Third, there is a cluster of large buy orders at around 62, and a cluster of large sell orders in the 64-65 range. Hence there are some traders who believe quite confidently that Democrats will hold the White House with probability considerably greater than 62%. And there is another group who believe, also confidently, that the chances of this occurring are quite a bit below 64%. As things stand, the former group appear to be either more numerous or more confident in their judgments.

More generally, it is entirely possible that beliefs are distributed in a manner that is highly skewed around the price at last trade. That is, it could be the case that most traders (or the most confident traders) all fall on one side of the order book. In this case the arrival of seemingly minor pieces of information can cause a large swing in the market price. Of course, such swings may draw into the market other participants whose beliefs are not currently represented in the order book. But the bottom line is this: there is no meaningful sense in which one can interpret the price at last trade as an average or representative belief among the trading population.


  1. Still reading your posts! Always worth reading.

    Plus, people may be betting at (subjectively) unfair odds in order to buy insurance against an unfavourable outcome.
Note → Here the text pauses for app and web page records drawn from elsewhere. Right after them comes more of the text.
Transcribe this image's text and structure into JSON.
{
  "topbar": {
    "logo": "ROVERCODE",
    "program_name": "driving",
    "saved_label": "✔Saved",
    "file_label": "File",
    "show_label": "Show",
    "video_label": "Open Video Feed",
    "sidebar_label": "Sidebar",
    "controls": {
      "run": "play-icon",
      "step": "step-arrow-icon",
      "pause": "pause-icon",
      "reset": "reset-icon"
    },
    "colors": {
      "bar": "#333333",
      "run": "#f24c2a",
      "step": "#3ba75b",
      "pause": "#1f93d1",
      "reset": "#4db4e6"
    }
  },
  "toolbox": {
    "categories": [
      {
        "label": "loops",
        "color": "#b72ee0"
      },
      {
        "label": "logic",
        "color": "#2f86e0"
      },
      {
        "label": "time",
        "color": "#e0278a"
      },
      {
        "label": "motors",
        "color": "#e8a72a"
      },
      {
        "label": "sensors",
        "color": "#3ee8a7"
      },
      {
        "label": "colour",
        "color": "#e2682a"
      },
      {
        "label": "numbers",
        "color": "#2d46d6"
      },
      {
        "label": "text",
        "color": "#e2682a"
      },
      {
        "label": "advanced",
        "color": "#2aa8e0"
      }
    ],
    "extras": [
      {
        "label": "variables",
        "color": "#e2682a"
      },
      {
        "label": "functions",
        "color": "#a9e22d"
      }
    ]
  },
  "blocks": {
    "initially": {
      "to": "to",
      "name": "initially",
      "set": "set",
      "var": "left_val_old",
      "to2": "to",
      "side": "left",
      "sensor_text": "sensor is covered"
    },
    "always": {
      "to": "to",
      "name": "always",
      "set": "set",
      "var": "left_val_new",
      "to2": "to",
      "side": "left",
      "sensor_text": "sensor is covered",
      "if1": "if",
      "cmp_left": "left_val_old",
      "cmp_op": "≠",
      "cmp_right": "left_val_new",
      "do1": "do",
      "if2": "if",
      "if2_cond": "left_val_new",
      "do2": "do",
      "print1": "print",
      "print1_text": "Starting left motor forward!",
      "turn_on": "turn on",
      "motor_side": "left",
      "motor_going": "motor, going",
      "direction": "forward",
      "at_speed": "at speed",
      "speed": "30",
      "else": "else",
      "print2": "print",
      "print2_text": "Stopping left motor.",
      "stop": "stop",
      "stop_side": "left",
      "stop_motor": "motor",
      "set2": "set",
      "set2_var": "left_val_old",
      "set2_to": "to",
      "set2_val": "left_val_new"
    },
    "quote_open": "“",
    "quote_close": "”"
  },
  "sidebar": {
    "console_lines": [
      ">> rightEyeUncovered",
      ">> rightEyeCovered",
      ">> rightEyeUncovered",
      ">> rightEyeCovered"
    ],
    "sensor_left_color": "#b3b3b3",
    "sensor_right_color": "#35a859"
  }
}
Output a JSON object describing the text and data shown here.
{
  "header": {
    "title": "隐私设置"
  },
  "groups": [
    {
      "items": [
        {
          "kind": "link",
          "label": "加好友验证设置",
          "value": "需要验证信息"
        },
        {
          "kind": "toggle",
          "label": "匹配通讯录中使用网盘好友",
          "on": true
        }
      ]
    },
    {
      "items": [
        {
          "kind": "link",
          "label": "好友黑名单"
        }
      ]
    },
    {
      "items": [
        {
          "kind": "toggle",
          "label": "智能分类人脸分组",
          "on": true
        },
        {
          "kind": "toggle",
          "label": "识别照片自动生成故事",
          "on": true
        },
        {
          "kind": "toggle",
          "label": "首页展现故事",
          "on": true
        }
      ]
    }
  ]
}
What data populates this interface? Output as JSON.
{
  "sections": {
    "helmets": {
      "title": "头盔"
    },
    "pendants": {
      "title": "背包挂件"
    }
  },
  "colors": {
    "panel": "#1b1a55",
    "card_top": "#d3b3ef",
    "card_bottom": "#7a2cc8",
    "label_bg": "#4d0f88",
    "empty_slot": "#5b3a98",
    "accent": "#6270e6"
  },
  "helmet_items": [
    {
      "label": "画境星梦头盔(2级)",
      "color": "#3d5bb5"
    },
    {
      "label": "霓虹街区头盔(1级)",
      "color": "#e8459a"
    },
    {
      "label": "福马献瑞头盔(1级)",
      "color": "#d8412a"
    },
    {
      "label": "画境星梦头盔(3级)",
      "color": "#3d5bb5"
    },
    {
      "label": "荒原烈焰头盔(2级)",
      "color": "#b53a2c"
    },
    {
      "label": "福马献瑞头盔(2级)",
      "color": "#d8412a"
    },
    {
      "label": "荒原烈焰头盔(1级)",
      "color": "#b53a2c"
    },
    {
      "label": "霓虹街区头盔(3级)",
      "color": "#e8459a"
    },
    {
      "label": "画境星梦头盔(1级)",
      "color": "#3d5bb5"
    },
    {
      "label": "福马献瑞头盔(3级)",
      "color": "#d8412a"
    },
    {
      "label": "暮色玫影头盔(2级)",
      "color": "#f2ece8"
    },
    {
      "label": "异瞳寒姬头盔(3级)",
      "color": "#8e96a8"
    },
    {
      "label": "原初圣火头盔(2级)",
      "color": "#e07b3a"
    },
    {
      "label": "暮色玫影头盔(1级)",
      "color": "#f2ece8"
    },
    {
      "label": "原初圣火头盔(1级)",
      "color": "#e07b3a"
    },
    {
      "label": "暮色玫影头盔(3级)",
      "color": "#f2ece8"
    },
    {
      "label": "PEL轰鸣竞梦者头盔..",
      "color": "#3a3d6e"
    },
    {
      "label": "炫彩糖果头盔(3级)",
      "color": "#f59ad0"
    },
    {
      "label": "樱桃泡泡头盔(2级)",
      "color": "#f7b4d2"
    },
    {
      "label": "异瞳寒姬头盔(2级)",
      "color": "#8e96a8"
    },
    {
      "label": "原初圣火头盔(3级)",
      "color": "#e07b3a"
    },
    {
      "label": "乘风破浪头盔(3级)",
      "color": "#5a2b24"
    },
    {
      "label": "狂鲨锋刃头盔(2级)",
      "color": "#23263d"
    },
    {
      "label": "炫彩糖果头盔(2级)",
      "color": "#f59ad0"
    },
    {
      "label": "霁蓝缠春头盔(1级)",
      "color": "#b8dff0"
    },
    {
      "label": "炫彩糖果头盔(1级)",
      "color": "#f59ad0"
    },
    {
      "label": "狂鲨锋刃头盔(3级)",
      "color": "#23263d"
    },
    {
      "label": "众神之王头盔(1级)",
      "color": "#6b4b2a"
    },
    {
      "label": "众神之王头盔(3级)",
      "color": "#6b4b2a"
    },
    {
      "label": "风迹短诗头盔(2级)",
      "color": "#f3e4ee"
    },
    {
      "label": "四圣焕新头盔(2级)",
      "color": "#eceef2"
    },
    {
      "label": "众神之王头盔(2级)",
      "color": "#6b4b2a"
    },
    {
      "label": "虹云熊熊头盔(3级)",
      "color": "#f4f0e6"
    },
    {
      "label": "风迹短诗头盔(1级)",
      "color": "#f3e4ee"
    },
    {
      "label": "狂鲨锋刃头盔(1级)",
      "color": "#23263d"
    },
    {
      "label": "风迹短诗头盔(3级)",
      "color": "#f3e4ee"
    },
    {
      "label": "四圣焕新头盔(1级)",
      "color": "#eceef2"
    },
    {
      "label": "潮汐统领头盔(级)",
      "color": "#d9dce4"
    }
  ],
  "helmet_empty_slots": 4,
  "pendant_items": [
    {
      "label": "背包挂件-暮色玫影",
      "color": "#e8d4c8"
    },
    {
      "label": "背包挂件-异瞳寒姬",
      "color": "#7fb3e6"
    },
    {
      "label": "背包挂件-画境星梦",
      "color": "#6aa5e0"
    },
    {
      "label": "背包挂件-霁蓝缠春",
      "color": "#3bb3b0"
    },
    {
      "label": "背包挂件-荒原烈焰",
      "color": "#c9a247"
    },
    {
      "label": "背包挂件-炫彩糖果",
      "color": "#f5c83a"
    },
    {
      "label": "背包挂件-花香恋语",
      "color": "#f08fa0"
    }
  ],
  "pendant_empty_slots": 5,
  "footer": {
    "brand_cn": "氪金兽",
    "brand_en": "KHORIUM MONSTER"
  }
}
We all think there's a 50% risk of a bad harvest, but will pay $60 for a $100 bet on a bad harvest.

  2. Thanks Nick... It's true, I neglected this effect, as well as hedging demand, dealers who trade on both sides of the market, and manipulation.

    Manipulation is particularly interesting in these markets since there is positive feedback between beliefs about viability and success with fundraising. Dealt with this issue in an earlier post.

  3. this is an excellent illustration of the effect of buyers and sellers at the margin, thanks

  4. "This tells us nothing about the beliefs of traders who are not party to this transaction."

    One of the key elements of any prediction market is that it involves people who believe that they are aware of an inaccuracy in the current price AND are willing to put money behind their belief. Eliminating the tepid and unsure from the analysis is one of the purported benefits of prediction markets.

    The big problem in prediction markets isn't that they don't precisely reflect probabilities, because even though there is a disconnect between intuition and the details, that disconnect isn't all that serious (and doesn't differ materially from other gambler set predictions in tradition betting contexts).

    The big problem in political prediction markets is that there is a much strong incentive in prediction markets to act strategically by making bets that the trader believes to be money losing in order to influence the underlying bet. These feedback loops aren't present in traditional gambling contexts (the horses or dogs don't care what the odds are), but are present in real world securities markets (perception of success or impending doom may influence the actually success or doom of a public company). But, in the securities markets it is much more expensive to manipulate the market than it is in a comparatively low economic stakes political market.

  5. Andrew, I agree... feedback effects are interesting and important, though the point of this post was a bit different. Manipulation is most likely to arise with positive feedback effects (as in election markets) rather then negative feedback effects (as in markets for climate change). I have discussed these issues in a couple of earlier posts.